▶ _DATA EXCERPTS_:
········

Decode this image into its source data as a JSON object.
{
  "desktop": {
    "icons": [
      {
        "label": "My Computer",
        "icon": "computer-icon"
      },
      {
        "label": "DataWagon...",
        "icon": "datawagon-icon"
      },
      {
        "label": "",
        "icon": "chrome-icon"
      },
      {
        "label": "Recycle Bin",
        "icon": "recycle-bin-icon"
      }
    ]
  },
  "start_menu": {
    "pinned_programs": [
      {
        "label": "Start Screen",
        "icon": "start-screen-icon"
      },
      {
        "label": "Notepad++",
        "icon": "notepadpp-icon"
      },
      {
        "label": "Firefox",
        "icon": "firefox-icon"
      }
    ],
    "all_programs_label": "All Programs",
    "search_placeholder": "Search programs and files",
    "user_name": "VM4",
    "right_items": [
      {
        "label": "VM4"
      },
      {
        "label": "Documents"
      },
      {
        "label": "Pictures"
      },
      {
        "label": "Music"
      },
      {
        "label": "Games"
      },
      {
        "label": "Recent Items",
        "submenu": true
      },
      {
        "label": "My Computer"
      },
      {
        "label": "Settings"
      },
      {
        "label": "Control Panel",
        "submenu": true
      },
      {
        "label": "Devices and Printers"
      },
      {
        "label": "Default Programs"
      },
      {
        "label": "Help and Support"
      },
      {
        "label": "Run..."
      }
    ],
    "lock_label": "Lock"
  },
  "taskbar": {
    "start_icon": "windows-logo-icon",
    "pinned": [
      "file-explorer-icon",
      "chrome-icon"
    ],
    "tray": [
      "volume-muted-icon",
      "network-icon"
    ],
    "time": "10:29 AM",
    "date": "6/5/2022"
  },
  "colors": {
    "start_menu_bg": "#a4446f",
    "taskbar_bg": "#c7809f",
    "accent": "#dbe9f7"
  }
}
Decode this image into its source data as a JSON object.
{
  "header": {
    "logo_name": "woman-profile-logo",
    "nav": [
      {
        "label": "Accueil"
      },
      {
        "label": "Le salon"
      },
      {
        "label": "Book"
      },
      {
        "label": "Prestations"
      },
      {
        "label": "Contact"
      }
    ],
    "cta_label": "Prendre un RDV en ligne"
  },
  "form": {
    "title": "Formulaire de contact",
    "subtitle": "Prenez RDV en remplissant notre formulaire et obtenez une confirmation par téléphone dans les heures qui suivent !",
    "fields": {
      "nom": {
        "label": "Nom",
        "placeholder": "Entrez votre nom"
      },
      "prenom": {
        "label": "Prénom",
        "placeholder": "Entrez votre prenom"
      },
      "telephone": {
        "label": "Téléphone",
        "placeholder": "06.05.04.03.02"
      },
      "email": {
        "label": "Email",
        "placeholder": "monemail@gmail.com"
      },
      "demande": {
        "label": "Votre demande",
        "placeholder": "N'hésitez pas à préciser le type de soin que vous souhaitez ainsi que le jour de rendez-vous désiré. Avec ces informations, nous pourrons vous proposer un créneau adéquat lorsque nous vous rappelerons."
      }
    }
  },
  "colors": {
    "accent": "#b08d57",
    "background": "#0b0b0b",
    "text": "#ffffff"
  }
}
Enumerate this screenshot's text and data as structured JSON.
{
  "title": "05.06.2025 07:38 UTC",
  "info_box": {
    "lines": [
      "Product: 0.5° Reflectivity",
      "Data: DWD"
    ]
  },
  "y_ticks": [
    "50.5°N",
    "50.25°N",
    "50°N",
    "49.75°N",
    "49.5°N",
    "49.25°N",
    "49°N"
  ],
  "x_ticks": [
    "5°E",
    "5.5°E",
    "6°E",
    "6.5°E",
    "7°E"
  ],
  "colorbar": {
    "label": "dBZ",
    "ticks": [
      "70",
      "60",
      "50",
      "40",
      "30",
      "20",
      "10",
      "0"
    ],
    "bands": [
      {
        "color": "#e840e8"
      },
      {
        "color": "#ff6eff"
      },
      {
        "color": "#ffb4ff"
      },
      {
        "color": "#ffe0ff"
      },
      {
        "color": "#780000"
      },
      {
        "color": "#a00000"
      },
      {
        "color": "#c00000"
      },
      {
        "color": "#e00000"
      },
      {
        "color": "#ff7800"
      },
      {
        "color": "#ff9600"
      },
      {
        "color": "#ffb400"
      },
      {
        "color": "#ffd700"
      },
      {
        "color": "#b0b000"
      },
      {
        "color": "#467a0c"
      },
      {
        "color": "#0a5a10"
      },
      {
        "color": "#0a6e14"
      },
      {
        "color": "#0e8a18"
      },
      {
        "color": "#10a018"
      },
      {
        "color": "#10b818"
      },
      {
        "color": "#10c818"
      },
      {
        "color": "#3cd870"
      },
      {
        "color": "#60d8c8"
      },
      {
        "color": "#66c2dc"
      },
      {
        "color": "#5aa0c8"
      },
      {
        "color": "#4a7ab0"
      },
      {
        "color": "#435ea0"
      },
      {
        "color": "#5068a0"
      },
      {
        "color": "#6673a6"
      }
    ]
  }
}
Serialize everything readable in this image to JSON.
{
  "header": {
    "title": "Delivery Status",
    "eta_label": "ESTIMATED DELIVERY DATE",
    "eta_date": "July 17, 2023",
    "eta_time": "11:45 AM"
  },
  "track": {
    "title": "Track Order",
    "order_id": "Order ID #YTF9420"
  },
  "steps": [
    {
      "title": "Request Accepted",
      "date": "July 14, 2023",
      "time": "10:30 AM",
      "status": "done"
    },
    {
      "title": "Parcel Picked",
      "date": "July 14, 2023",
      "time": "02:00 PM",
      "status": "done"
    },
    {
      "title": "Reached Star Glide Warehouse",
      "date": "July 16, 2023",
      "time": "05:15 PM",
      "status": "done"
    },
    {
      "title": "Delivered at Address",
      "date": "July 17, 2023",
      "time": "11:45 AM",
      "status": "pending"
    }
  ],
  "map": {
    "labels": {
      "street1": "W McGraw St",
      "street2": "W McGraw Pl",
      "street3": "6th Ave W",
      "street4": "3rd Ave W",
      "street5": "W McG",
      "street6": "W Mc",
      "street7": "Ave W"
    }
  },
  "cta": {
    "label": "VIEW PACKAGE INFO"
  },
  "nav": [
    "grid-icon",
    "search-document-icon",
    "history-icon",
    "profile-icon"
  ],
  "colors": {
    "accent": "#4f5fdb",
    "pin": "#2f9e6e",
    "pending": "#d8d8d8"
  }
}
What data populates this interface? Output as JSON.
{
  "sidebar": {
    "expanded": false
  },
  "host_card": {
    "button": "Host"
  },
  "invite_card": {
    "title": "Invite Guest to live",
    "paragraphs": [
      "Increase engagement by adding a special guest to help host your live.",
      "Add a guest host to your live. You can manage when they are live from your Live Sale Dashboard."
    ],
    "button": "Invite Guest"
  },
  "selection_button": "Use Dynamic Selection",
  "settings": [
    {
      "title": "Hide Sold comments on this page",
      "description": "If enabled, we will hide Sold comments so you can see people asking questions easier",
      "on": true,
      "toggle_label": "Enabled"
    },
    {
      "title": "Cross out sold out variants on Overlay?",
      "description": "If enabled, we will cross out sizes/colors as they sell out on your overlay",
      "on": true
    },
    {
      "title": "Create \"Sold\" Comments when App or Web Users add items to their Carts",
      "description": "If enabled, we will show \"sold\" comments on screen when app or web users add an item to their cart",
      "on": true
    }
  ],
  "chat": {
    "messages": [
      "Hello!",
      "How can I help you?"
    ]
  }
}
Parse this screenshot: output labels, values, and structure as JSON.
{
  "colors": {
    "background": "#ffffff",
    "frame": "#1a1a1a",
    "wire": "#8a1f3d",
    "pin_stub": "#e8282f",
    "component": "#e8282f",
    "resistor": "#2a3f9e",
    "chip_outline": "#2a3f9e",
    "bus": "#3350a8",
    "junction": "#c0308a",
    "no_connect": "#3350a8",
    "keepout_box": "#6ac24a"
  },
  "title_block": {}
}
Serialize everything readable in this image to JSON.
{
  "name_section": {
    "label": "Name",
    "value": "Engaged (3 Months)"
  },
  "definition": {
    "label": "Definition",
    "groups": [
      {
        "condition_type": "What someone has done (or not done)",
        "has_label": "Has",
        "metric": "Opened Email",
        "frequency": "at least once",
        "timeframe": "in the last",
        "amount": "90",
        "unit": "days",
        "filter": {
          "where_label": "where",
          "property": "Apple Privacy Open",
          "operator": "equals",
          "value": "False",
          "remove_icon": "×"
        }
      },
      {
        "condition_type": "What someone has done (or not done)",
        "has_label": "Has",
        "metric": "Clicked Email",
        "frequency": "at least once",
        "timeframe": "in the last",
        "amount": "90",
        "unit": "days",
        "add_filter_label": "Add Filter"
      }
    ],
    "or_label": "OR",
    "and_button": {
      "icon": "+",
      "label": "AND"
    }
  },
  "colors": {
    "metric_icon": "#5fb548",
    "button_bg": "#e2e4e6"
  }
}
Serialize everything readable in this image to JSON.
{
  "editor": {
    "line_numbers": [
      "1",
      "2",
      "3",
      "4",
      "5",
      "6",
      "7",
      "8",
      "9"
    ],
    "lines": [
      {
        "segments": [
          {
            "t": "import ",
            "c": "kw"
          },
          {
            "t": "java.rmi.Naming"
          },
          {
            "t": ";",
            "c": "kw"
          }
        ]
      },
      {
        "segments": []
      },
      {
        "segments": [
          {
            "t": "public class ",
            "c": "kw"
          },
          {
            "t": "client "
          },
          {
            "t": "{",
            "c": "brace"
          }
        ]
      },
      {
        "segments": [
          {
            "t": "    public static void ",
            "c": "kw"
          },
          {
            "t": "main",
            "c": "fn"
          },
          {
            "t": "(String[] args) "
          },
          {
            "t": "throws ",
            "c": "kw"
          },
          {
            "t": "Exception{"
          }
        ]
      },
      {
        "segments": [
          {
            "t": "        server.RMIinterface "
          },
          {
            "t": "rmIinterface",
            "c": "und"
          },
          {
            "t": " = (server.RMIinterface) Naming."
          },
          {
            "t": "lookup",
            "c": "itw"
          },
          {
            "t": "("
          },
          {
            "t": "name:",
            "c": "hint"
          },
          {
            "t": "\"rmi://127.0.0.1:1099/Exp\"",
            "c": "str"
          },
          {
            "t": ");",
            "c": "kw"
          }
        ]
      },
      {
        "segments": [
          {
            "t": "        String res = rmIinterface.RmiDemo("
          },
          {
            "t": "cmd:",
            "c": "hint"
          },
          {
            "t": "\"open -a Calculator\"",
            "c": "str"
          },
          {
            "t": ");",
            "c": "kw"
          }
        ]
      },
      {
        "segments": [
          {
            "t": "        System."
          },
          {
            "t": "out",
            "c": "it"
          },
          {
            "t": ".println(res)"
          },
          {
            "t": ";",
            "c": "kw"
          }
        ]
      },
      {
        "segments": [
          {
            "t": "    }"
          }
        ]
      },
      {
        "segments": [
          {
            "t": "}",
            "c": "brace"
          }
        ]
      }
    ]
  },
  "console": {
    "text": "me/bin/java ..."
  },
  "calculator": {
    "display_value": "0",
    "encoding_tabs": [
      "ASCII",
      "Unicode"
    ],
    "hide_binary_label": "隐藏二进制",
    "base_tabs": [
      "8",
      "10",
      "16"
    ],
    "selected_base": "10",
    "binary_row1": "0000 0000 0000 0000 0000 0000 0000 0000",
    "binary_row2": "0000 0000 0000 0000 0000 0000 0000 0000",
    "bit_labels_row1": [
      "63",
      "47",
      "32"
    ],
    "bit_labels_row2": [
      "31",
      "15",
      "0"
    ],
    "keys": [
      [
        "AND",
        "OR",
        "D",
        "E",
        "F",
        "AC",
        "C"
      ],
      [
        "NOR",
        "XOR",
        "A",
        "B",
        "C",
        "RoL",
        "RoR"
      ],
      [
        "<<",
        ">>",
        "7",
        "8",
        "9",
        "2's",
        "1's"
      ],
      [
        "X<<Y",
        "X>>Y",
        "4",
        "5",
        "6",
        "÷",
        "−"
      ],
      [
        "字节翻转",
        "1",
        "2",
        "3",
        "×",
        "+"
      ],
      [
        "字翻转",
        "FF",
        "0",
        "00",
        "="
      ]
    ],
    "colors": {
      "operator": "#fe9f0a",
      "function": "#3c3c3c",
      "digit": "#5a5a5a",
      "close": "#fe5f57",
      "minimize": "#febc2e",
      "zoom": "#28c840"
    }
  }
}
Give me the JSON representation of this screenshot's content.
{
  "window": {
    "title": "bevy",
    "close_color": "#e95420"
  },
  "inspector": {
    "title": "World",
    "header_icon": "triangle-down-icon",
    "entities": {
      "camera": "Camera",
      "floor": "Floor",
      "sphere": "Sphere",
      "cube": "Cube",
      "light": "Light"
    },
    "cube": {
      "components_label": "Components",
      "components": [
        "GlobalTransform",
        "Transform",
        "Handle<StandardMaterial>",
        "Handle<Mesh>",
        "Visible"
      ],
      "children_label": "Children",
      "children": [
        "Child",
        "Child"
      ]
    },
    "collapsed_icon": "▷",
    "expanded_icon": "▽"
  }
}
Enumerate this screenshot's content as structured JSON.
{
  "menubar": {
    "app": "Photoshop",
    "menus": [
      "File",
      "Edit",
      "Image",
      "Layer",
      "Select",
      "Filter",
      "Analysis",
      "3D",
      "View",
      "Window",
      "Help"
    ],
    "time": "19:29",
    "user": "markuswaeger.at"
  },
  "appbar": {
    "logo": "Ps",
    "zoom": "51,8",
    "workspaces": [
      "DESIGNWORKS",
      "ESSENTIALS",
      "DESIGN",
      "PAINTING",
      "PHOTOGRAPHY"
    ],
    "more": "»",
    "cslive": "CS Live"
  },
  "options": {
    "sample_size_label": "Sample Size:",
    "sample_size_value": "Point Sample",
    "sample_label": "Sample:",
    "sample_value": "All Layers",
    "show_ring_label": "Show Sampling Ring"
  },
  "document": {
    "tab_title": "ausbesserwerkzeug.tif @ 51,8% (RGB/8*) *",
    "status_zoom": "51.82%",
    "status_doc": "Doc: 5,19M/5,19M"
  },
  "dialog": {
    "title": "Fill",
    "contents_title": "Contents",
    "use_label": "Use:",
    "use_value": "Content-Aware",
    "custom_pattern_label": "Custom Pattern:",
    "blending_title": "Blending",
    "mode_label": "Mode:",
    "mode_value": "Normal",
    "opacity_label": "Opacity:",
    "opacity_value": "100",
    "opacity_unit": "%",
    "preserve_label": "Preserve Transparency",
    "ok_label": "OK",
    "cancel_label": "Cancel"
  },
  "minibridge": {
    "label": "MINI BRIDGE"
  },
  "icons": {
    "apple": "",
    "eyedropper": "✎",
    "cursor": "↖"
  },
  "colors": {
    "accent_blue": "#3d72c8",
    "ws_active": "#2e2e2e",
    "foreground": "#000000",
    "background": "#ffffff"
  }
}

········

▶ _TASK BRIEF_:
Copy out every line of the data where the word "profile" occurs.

▶ _THE ANSWER_:
    "logo_name": "woman-profile-logo",
    "profile-icon"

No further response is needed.